The rapid and strengthened mobilization against women human rights in the name of culture and religion, and the subsequent justification of the violations of their rights and bodies, can only be resisted and defeated by the coming together of women human rights groups and activists in a more powerful, determined, and strategic manner.  Amidst the increasing attacks against our bodies and rights, it is becoming growingly difficult to strategize for long-term social transformation. Yet, there is a lot to learn from each other in the region about how women human rights defenders and feminist organizations help to counter and prevent fundamentalist ideologies and violence in the name of culture and religion?
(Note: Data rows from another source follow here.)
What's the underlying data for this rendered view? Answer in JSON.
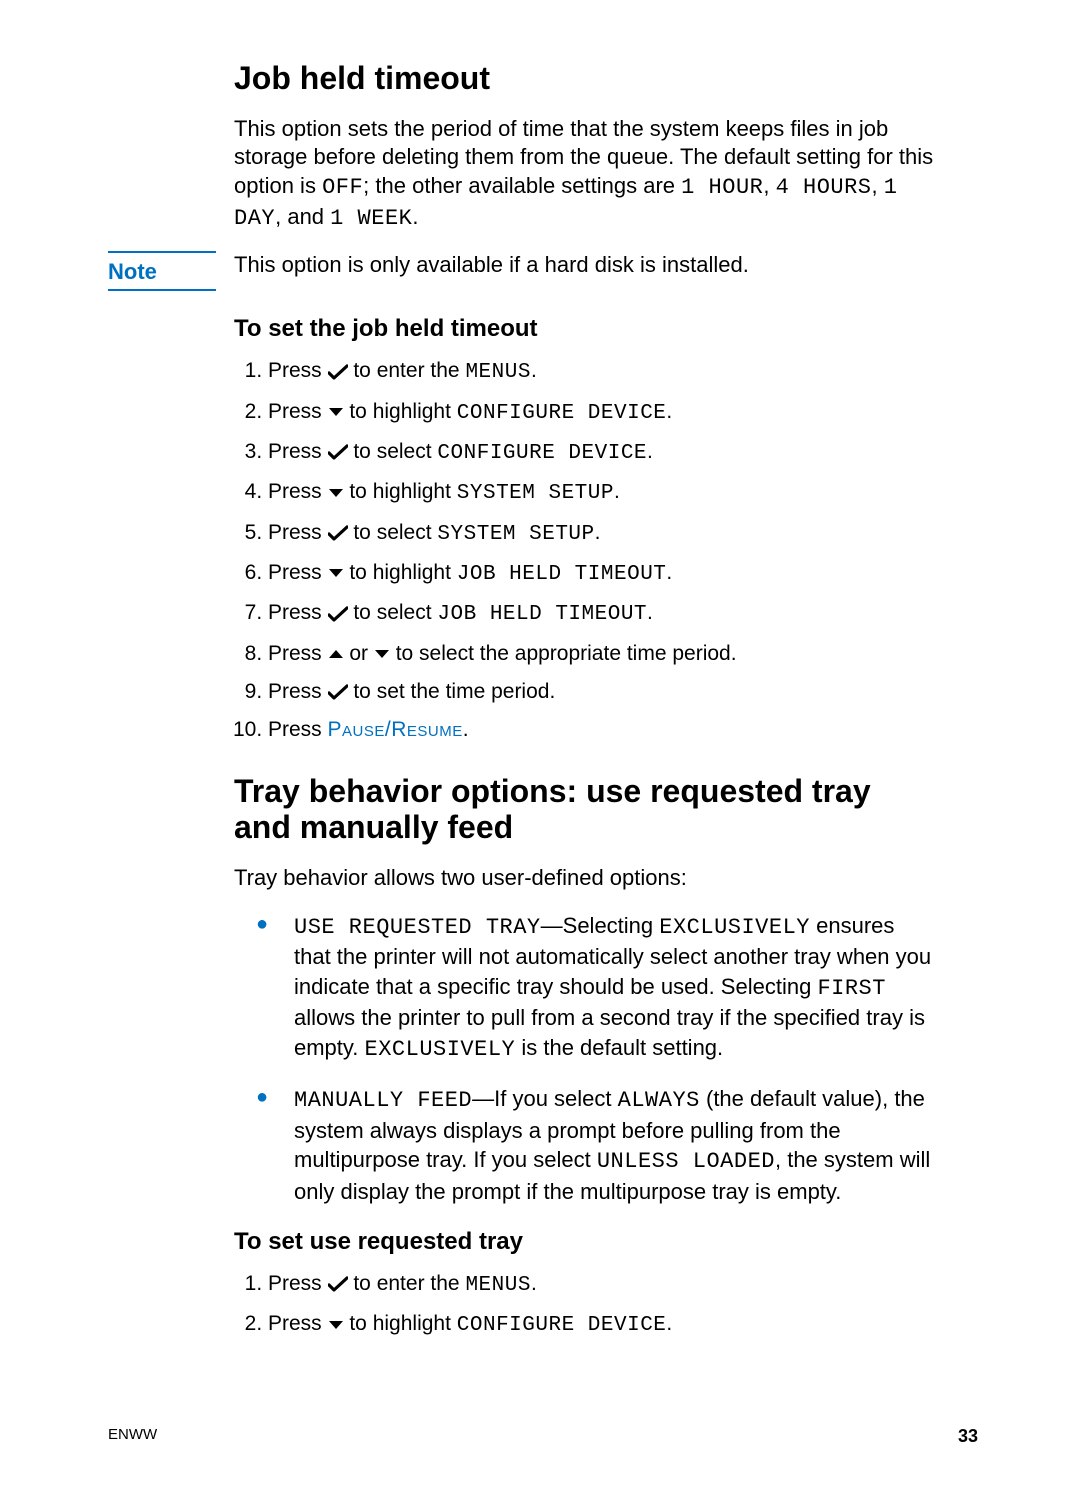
{
  "section1": {
    "title": "Job held timeout",
    "intro_parts": [
      "This option sets the period of time that the system keeps files in job storage before deleting them from the queue. The default setting for this option is ",
      "OFF",
      "; the other available settings are ",
      "1 HOUR",
      ", ",
      "4 HOURS",
      ", ",
      "1 DAY",
      ", and ",
      "1 WEEK",
      "."
    ],
    "note_label": "Note",
    "note_text": "This option is only available if a hard disk is installed.",
    "sub_title": "To set the job held timeout",
    "steps": [
      {
        "pre": "Press ",
        "icon": "check",
        "post_a": " to enter the ",
        "mono": "MENUS",
        "tail": "."
      },
      {
        "pre": "Press ",
        "icon": "down",
        "post_a": " to highlight ",
        "mono": "CONFIGURE DEVICE",
        "tail": "."
      },
      {
        "pre": "Press ",
        "icon": "check",
        "post_a": " to select ",
        "mono": "CONFIGURE DEVICE",
        "tail": "."
      },
      {
        "pre": "Press ",
        "icon": "down",
        "post_a": " to highlight ",
        "mono": "SYSTEM SETUP",
        "tail": "."
      },
      {
        "pre": "Press ",
        "icon": "check",
        "post_a": " to select ",
        "mono": "SYSTEM SETUP",
        "tail": "."
      },
      {
        "pre": "Press ",
        "icon": "down",
        "post_a": " to highlight ",
        "mono": "JOB HELD TIMEOUT",
        "tail": "."
      },
      {
        "pre": "Press ",
        "icon": "check",
        "post_a": " to select ",
        "mono": "JOB HELD TIMEOUT",
        "tail": "."
      },
      {
        "pre": "Press ",
        "icon": "up",
        "mid": " or ",
        "icon2": "down",
        "post_a": " to select the appropriate time period.",
        "mono": "",
        "tail": ""
      },
      {
        "pre": "Press ",
        "icon": "check",
        "post_a": " to set the time period.",
        "mono": "",
        "tail": ""
      },
      {
        "pre": "Press ",
        "smallcaps": "Pause/Resume",
        "tail": "."
      }
    ]
  },
  "section2": {
    "title": "Tray behavior options: use requested tray and manually feed",
    "intro": "Tray behavior allows two user-defined options:",
    "bullets": [
      {
        "segments": [
          {
            "t": "mono",
            "v": "USE REQUESTED TRAY"
          },
          {
            "t": "text",
            "v": "—Selecting "
          },
          {
            "t": "mono",
            "v": "EXCLUSIVELY"
          },
          {
            "t": "text",
            "v": " ensures that the printer will not automatically select another tray when you indicate that a specific tray should be used. Selecting "
          },
          {
            "t": "mono",
            "v": "FIRST"
          },
          {
            "t": "text",
            "v": " allows the printer to pull from a second tray if the specified tray is empty. "
          },
          {
            "t": "mono",
            "v": "EXCLUSIVELY"
          },
          {
            "t": "text",
            "v": " is the default setting."
          }
        ]
      },
      {
        "segments": [
          {
            "t": "mono",
            "v": "MANUALLY FEED"
          },
          {
            "t": "text",
            "v": "—If you select "
          },
          {
            "t": "mono",
            "v": "ALWAYS"
          },
          {
            "t": "text",
            "v": " (the default value), the system always displays a prompt before pulling from the multipurpose tray. If you select "
          },
          {
            "t": "mono",
            "v": "UNLESS LOADED"
          },
          {
            "t": "text",
            "v": ", the system will only display the prompt if the multipurpose tray is empty."
          }
        ]
      }
    ],
    "sub_title": "To set use requested tray",
    "steps2": [
      {
        "pre": "Press ",
        "icon": "check",
        "post_a": " to enter the ",
        "mono": "MENUS",
        "tail": "."
      },
      {
        "pre": "Press ",
        "icon": "down",
        "post_a": " to highlight ",
        "mono": "CONFIGURE DEVICE",
        "tail": "."
      }
    ]
  },
  "footer": {
    "left": "ENWW",
    "page": "33"
  }
}
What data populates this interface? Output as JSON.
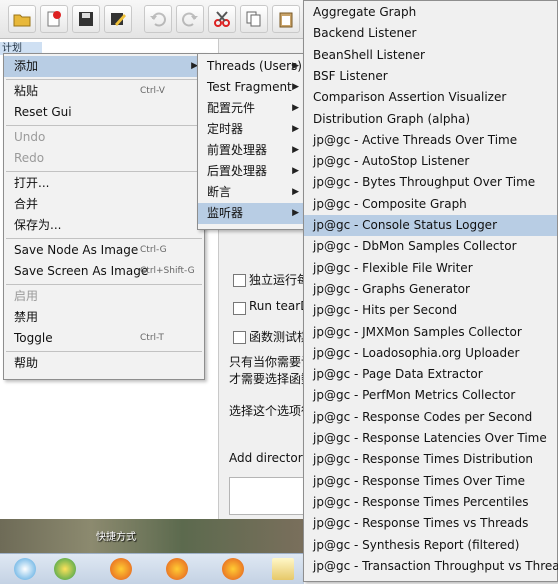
{
  "tree": {
    "selected_item": "计划"
  },
  "context_menu": {
    "items": [
      {
        "label": "添加",
        "shortcut": "",
        "submenu": true,
        "highlighted": true,
        "enabled": true
      },
      {
        "label": "粘贴",
        "shortcut": "Ctrl-V",
        "enabled": true
      },
      {
        "label": "Reset Gui",
        "shortcut": "",
        "enabled": true
      },
      {
        "label": "Undo",
        "shortcut": "",
        "enabled": false
      },
      {
        "label": "Redo",
        "shortcut": "",
        "enabled": false
      },
      {
        "label": "打开...",
        "shortcut": "",
        "enabled": true
      },
      {
        "label": "合并",
        "shortcut": "",
        "enabled": true
      },
      {
        "label": "保存为...",
        "shortcut": "",
        "enabled": true
      },
      {
        "label": "Save Node As Image",
        "shortcut": "Ctrl-G",
        "enabled": true
      },
      {
        "label": "Save Screen As Image",
        "shortcut": "Ctrl+Shift-G",
        "enabled": true
      },
      {
        "label": "启用",
        "shortcut": "",
        "enabled": false
      },
      {
        "label": "禁用",
        "shortcut": "",
        "enabled": true
      },
      {
        "label": "Toggle",
        "shortcut": "Ctrl-T",
        "enabled": true
      },
      {
        "label": "帮助",
        "shortcut": "",
        "enabled": true
      }
    ]
  },
  "add_submenu": {
    "items": [
      {
        "label": "Threads (Users)"
      },
      {
        "label": "Test Fragment"
      },
      {
        "label": "配置元件"
      },
      {
        "label": "定时器"
      },
      {
        "label": "前置处理器"
      },
      {
        "label": "后置处理器"
      },
      {
        "label": "断言"
      },
      {
        "label": "监听器",
        "highlighted": true
      }
    ]
  },
  "listener_menu": {
    "items": [
      "Aggregate Graph",
      "Backend Listener",
      "BeanShell Listener",
      "BSF Listener",
      "Comparison Assertion Visualizer",
      "Distribution Graph (alpha)",
      "jp@gc - Active Threads Over Time",
      "jp@gc - AutoStop Listener",
      "jp@gc - Bytes Throughput Over Time",
      "jp@gc - Composite Graph",
      "jp@gc - Console Status Logger",
      "jp@gc - DbMon Samples Collector",
      "jp@gc - Flexible File Writer",
      "jp@gc - Graphs Generator",
      "jp@gc - Hits per Second",
      "jp@gc - JMXMon Samples Collector",
      "jp@gc - Loadosophia.org Uploader",
      "jp@gc - Page Data Extractor",
      "jp@gc - PerfMon Metrics Collector",
      "jp@gc - Response Codes per Second",
      "jp@gc - Response Latencies Over Time",
      "jp@gc - Response Times Distribution",
      "jp@gc - Response Times Over Time",
      "jp@gc - Response Times Percentiles",
      "jp@gc - Response Times vs Threads",
      "jp@gc - Synthesis Report (filtered)",
      "jp@gc - Transaction Throughput vs Threads"
    ],
    "highlighted_index": 10
  },
  "right_pane": {
    "run_each_label": "独立运行每",
    "run_teardown_label": "Run tearDo",
    "functional_test_label": "函数测试棋",
    "info_line_1": "只有当你需要记",
    "info_line_2": "才需要选择函数",
    "info_line_3": "选择这个选项很",
    "add_directory_label": "Add directory o"
  },
  "desktop": {
    "shortcut_label": "快捷方式"
  },
  "colors": {
    "highlight": "#b8cde4",
    "menu_bg": "#f2f2f2"
  }
}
Faced with the reality of the growing violence in their lives and in their communities, women are taking a stand. They are actively raising consciousness, educating their communities about equality, and protecting those whose rights are under attack in the name of culture and violence. They are mobilizing across communities to challenge the authority of fundamentalists.

It is for these reasons that the Forum of Women NGOs in Kyrgyzstan and Global Fund for Women are organizing this convening in order to create a space where women human rights groups and activists from the region can come together to:

  1. learn from one another about the different root causes and manifestations of cultural and religious violence in their countries, and region and what each is doing to resist the violence and
  2. reflect together on which strategies have worked where, how, and why in order to better
  3. strategize collectively so that our resistance to violence in the name of culture and religion is more powerful, sustainable, and strategic.  

The overall goal of this Convening is to support each other as feminist activists in the EECA region to be better equipped to resist GBV in the name of culture and religion and to explore how to be of best support to one another in our collective fight for social transformation and the respect of all women human rights.

During the convening, we will reflect together around the following questions:

  • What are the main illustrations of cultural and religious violence against women and girls in EECA?
  • What are key feminist strategies to counter and prevent fundamentalist ideologies and violence in the name of culture and religion?
  • How can we practice better solidarity towards one another?
  • Which are our key collective priorities as feminists in the EECA region resisting violence in the name of culture and religion?
  • What are our needs as a movement in order to strengthen ourselves and ensure our sustainability?

Gender equality is potentially the single most powerful counter to fundamentalist movements that are justifying violence against women and girls in the name of culture and religion. Let us join hands, hearts, and minds to increase the strength, resilience and effectiveness of our communities of women human rights activists united together against a status quo that is violently denying our human rights.